REQUIRED ACTION: Locate every line in the records below that holds the word "Scripts" and return each one.
BEGIN THE INPUT
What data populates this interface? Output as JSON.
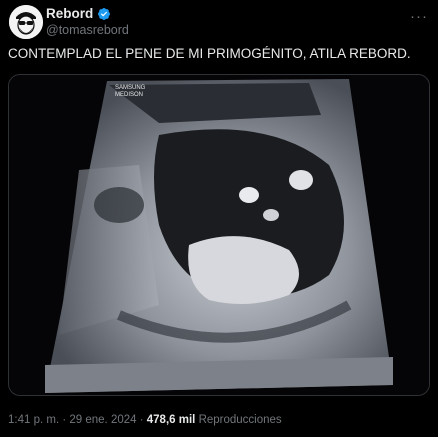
{
  "author": {
    "name": "Rebord",
    "handle": "@tomasrebord",
    "verified": true,
    "more_icon": "more-dots-icon"
  },
  "tweet": {
    "text": "CONTEMPLAD EL PENE DE MI PRIMOGÉNITO, ATILA REBORD."
  },
  "media": {
    "label_top": "SAMSUNG",
    "label_bottom": "MEDISON"
  },
  "footer": {
    "time": "1:41 p. m.",
    "sep1": " · ",
    "date": "29 ene. 2024",
    "sep2": " · ",
    "views_count": "478,6 mil",
    "views_label": "Reproducciones"
  },
  "colors": {
    "verified_badge": "#1d9bf0",
    "muted_text": "#71767b",
    "main_text": "#e7e9ea"
  }
}
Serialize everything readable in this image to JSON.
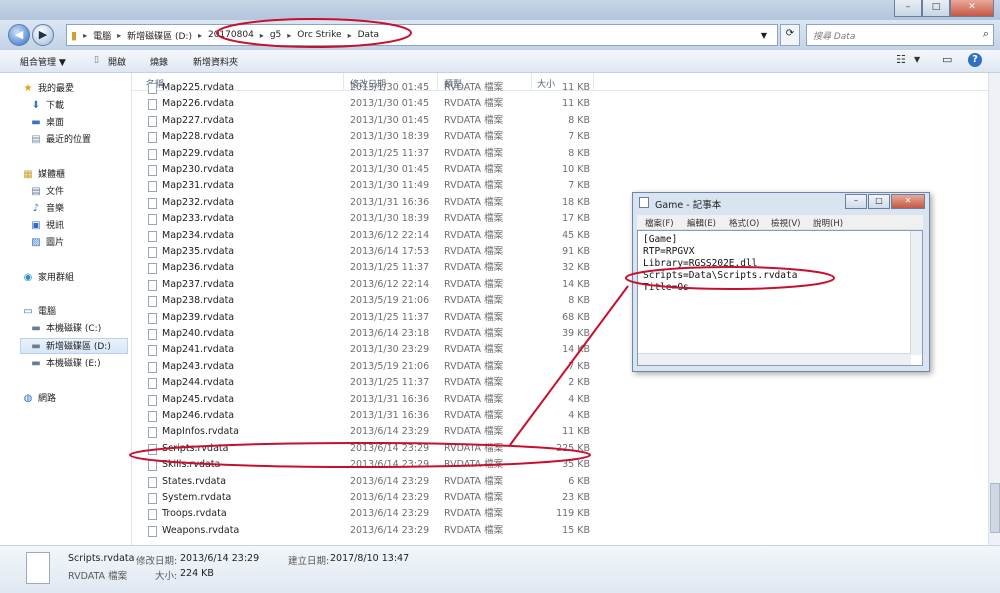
{
  "address": {
    "crumbs": [
      "電腦",
      "新增磁碟區 (D:)",
      "20170804",
      "g5",
      "Orc Strike",
      "Data"
    ],
    "search_placeholder": "搜尋 Data"
  },
  "toolbar": {
    "organize": "組合管理 ▼",
    "open": "開啟",
    "burn": "燒錄",
    "new_folder": "新增資料夾"
  },
  "sidebar": {
    "items": [
      {
        "label": "我的最愛",
        "icon": "star-icon"
      },
      {
        "label": "下載",
        "icon": "download-icon"
      },
      {
        "label": "桌面",
        "icon": "desktop-icon"
      },
      {
        "label": "最近的位置",
        "icon": "recent-icon"
      },
      {
        "label": "媒體櫃",
        "icon": "library-icon"
      },
      {
        "label": "文件",
        "icon": "document-icon"
      },
      {
        "label": "音樂",
        "icon": "music-icon"
      },
      {
        "label": "視訊",
        "icon": "video-icon"
      },
      {
        "label": "圖片",
        "icon": "picture-icon"
      },
      {
        "label": "家用群組",
        "icon": "homegroup-icon"
      },
      {
        "label": "電腦",
        "icon": "computer-icon"
      },
      {
        "label": "本機磁碟 (C:)",
        "icon": "drive-icon"
      },
      {
        "label": "新增磁碟區 (D:)",
        "icon": "drive-icon"
      },
      {
        "label": "本機磁碟 (E:)",
        "icon": "drive-icon"
      },
      {
        "label": "網路",
        "icon": "network-icon"
      }
    ]
  },
  "columns": {
    "name": "名稱",
    "date": "修改日期",
    "type": "類型",
    "size": "大小"
  },
  "files": [
    {
      "name": "Map225.rvdata",
      "date": "2013/1/30 01:45",
      "type": "RVDATA 檔案",
      "size": "11 KB"
    },
    {
      "name": "Map226.rvdata",
      "date": "2013/1/30 01:45",
      "type": "RVDATA 檔案",
      "size": "11 KB"
    },
    {
      "name": "Map227.rvdata",
      "date": "2013/1/30 01:45",
      "type": "RVDATA 檔案",
      "size": "8 KB"
    },
    {
      "name": "Map228.rvdata",
      "date": "2013/1/30 18:39",
      "type": "RVDATA 檔案",
      "size": "7 KB"
    },
    {
      "name": "Map229.rvdata",
      "date": "2013/1/25 11:37",
      "type": "RVDATA 檔案",
      "size": "8 KB"
    },
    {
      "name": "Map230.rvdata",
      "date": "2013/1/30 01:45",
      "type": "RVDATA 檔案",
      "size": "10 KB"
    },
    {
      "name": "Map231.rvdata",
      "date": "2013/1/30 11:49",
      "type": "RVDATA 檔案",
      "size": "7 KB"
    },
    {
      "name": "Map232.rvdata",
      "date": "2013/1/31 16:36",
      "type": "RVDATA 檔案",
      "size": "18 KB"
    },
    {
      "name": "Map233.rvdata",
      "date": "2013/1/30 18:39",
      "type": "RVDATA 檔案",
      "size": "17 KB"
    },
    {
      "name": "Map234.rvdata",
      "date": "2013/6/12 22:14",
      "type": "RVDATA 檔案",
      "size": "45 KB"
    },
    {
      "name": "Map235.rvdata",
      "date": "2013/6/14 17:53",
      "type": "RVDATA 檔案",
      "size": "91 KB"
    },
    {
      "name": "Map236.rvdata",
      "date": "2013/1/25 11:37",
      "type": "RVDATA 檔案",
      "size": "32 KB"
    },
    {
      "name": "Map237.rvdata",
      "date": "2013/6/12 22:14",
      "type": "RVDATA 檔案",
      "size": "14 KB"
    },
    {
      "name": "Map238.rvdata",
      "date": "2013/5/19 21:06",
      "type": "RVDATA 檔案",
      "size": "8 KB"
    },
    {
      "name": "Map239.rvdata",
      "date": "2013/1/25 11:37",
      "type": "RVDATA 檔案",
      "size": "68 KB"
    },
    {
      "name": "Map240.rvdata",
      "date": "2013/6/14 23:18",
      "type": "RVDATA 檔案",
      "size": "39 KB"
    },
    {
      "name": "Map241.rvdata",
      "date": "2013/1/30 23:29",
      "type": "RVDATA 檔案",
      "size": "14 KB"
    },
    {
      "name": "Map243.rvdata",
      "date": "2013/5/19 21:06",
      "type": "RVDATA 檔案",
      "size": "7 KB"
    },
    {
      "name": "Map244.rvdata",
      "date": "2013/1/25 11:37",
      "type": "RVDATA 檔案",
      "size": "2 KB"
    },
    {
      "name": "Map245.rvdata",
      "date": "2013/1/31 16:36",
      "type": "RVDATA 檔案",
      "size": "4 KB"
    },
    {
      "name": "Map246.rvdata",
      "date": "2013/1/31 16:36",
      "type": "RVDATA 檔案",
      "size": "4 KB"
    },
    {
      "name": "MapInfos.rvdata",
      "date": "2013/6/14 23:29",
      "type": "RVDATA 檔案",
      "size": "11 KB"
    },
    {
      "name": "Scripts.rvdata",
      "date": "2013/6/14 23:29",
      "type": "RVDATA 檔案",
      "size": "225 KB"
    },
    {
      "name": "Skills.rvdata",
      "date": "2013/6/14 23:29",
      "type": "RVDATA 檔案",
      "size": "35 KB"
    },
    {
      "name": "States.rvdata",
      "date": "2013/6/14 23:29",
      "type": "RVDATA 檔案",
      "size": "6 KB"
    },
    {
      "name": "System.rvdata",
      "date": "2013/6/14 23:29",
      "type": "RVDATA 檔案",
      "size": "23 KB"
    },
    {
      "name": "Troops.rvdata",
      "date": "2013/6/14 23:29",
      "type": "RVDATA 檔案",
      "size": "119 KB"
    },
    {
      "name": "Weapons.rvdata",
      "date": "2013/6/14 23:29",
      "type": "RVDATA 檔案",
      "size": "15 KB"
    }
  ],
  "details": {
    "filename": "Scripts.rvdata",
    "modified_label": "修改日期:",
    "modified_value": "2013/6/14 23:29",
    "created_label": "建立日期:",
    "created_value": "2017/8/10 13:47",
    "type": "RVDATA 檔案",
    "size_label": "大小:",
    "size_value": "224 KB"
  },
  "notepad": {
    "title": "Game - 記事本",
    "menu": [
      "檔案(F)",
      "編輯(E)",
      "格式(O)",
      "檢視(V)",
      "說明(H)"
    ],
    "lines": [
      "[Game]",
      "RTP=RPGVX",
      "Library=RGSS202E.dll",
      "Scripts=Data\\Scripts.rvdata",
      "Title=Os"
    ]
  },
  "colors": {
    "annotation": "#c8102e",
    "selection": "#d7e6f7"
  }
}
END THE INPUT
RESPONSE FOR THIS EXERCISE:
      "name": "Scripts.rvdata",
    "filename": "Scripts.rvdata",
      "Scripts=Data\\Scripts.rvdata",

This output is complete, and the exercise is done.